ETHOS’ ‘real world political philosophy’ of justice starts from manifest injustices. It is ‘partial’ and focuses on identifiable injustices. This approach was central in ETHOS’ development of an empirically founded theory for understanding, evaluating and recommending responses to European injustices.
All Deliverables have been submitted on time: the theoretical review of the conceptualization and articulation of justice in legal theory and reports on the conceptions of justice in the European construction and on the right to vote, housing and education.
Key findings
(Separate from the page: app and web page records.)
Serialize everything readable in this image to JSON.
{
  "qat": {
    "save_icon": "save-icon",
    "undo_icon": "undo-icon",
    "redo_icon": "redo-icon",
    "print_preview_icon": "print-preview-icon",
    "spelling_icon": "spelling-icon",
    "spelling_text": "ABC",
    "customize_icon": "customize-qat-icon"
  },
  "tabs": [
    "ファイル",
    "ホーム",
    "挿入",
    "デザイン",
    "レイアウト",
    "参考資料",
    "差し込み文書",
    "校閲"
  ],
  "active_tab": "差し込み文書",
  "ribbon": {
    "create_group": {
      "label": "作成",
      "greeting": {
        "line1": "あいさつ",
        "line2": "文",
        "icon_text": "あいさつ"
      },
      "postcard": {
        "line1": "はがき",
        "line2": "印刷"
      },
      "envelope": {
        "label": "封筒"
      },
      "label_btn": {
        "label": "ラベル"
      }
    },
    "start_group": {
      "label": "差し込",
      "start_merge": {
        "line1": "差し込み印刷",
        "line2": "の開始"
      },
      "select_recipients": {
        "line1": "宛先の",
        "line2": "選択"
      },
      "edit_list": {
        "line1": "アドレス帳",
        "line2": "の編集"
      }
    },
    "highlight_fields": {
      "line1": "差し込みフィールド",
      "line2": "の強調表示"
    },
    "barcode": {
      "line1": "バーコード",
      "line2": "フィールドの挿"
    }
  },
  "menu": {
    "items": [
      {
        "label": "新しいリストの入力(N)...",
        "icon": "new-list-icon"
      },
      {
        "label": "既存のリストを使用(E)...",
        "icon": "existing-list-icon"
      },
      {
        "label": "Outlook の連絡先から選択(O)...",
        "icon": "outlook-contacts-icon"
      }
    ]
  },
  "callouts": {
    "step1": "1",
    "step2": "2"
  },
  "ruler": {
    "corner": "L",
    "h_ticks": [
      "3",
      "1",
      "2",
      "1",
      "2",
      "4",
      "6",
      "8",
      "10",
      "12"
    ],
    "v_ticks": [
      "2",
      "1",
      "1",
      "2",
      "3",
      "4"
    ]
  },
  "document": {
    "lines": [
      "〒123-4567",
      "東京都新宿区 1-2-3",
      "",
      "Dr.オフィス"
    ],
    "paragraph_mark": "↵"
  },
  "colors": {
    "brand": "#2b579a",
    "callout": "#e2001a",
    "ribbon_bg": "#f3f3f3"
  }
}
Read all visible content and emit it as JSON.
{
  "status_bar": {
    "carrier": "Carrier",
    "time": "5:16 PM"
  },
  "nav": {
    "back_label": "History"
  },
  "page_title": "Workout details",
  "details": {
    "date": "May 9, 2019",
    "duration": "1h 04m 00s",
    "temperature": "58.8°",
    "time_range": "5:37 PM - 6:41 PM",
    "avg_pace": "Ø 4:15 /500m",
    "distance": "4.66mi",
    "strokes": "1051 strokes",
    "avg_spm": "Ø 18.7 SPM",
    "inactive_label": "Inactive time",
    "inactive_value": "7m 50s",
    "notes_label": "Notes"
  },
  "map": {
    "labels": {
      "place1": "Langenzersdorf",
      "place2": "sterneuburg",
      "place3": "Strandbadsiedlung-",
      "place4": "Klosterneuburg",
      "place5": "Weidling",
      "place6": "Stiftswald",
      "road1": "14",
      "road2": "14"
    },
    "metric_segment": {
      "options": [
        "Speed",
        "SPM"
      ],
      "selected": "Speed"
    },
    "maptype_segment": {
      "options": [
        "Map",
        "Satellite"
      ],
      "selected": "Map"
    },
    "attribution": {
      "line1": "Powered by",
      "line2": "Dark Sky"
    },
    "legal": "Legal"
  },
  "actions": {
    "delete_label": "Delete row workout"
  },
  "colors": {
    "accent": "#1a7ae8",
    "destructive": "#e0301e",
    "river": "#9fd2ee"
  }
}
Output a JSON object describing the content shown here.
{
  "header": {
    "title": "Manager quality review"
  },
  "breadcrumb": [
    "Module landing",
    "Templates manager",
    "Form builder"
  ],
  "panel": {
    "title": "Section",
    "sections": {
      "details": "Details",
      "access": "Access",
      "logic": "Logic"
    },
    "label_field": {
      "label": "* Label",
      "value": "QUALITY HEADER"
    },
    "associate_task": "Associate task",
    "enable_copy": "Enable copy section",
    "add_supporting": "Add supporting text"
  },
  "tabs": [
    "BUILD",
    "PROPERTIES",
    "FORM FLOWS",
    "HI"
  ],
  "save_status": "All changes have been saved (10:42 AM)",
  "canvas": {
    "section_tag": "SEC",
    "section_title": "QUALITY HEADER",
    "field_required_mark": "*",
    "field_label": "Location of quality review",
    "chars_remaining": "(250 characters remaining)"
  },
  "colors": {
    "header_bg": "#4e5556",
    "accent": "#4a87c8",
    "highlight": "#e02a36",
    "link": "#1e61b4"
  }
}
Key human rights are protected at the European level but implementation is hindered by mechanisms in the relationship between governmental levels, the idea of universalism and cultural relativism in law and the position held by the notion of the rule of law and procedural justice.
All Deliverables are submitted, some with permitted delay: A theoretical review of the conceptualization of justice in political theory, and deliverables on justice in political and media discourses regarding minority rights in education and historical commemoration.
Key findings
Racial, ethnic and religious minority groups are more likely to be classified as the ‘other’ and thus excluded from the systems of reciprocity and representation. Underlying theoretical problems are majority/minority definitions of “the common good”, “recognition of difference” and “intersectionality”.
All deliverables have been submitted, some with permitted delay. A theoretical overview of justice in social theory, and deliverables on ideals of justice and fairness from the perspective of Roma, elderly and/or disabled persons, and welfare recipients.
Key findings:
Minority groups’ experiences with justice and fairness are defined by concepts such as a contested mobile identity, deservingness and dependency versus independency. Policy practices are not adjusted to qualified representation of vulnerable groups, which hampers their participatory parity
All deliverable 6.1 have been submitted on time: A review of justice in economic theory, and deliverables on distributive justice claims by marginalized groups in society, on social rights, social dialogue and Alternative Dispute Resolutions (ADR).
Key findings:
Marginalized groups react with fear as well as protest to distributive injustice. European Charters, social dialogue and ADR have limited influence due to the dominance of market principles at the EU level as well as in nation states.
All Deliverables have been submitted in time: the methodological framework for the ETHOS project and three integrative papers on interplay and tensions between justice principles, processes of boundary drawing and mechanisms that impede justice.
Key Findings
A European theory of justice and fairness only can exist in a nuanced framework of redistributive, recognitive and representative justice that accounts for the plurality of European values under the condition that injustices are combatted: boundary drawing based on nationalism and intersectional categorization; mechanisms that impede injustices ( (entities and activities) in the implementation of European values.
All deliverables have been submitted in time: the ETHOS website, a Facebook page, an ETHOS blog, the Landscapes of Justice, a Justice hall of fame, policy briefs and newsletters.
All ethical requirements were met, and all the deliverables were submitted on time.
There is an urgent need for a European theory on justice and fairness in science and policy. In mainstream academic theorizing the concept of justice is almost absent, formulated at a too high level of abstraction or overruled and marginalized by sociological and economical rationalization. ETHOS brought and will bring back a debate on justice in academic disciplines.
The EU can do more in safeguarding its justice principles at various governance levels. ETHOS researchers have connected to policy makers who mostly affirm the principles but resist to applying these for reasons of economic efficiency, national budgets, majority (tax payers’) objections, the state independency and family dependency ideal, or legal regulations. Vulnerable populations experiencing injustice feel less able to claim justice, adapt their preferences or protest in ways that only slowly are changing the justice discourse and practice.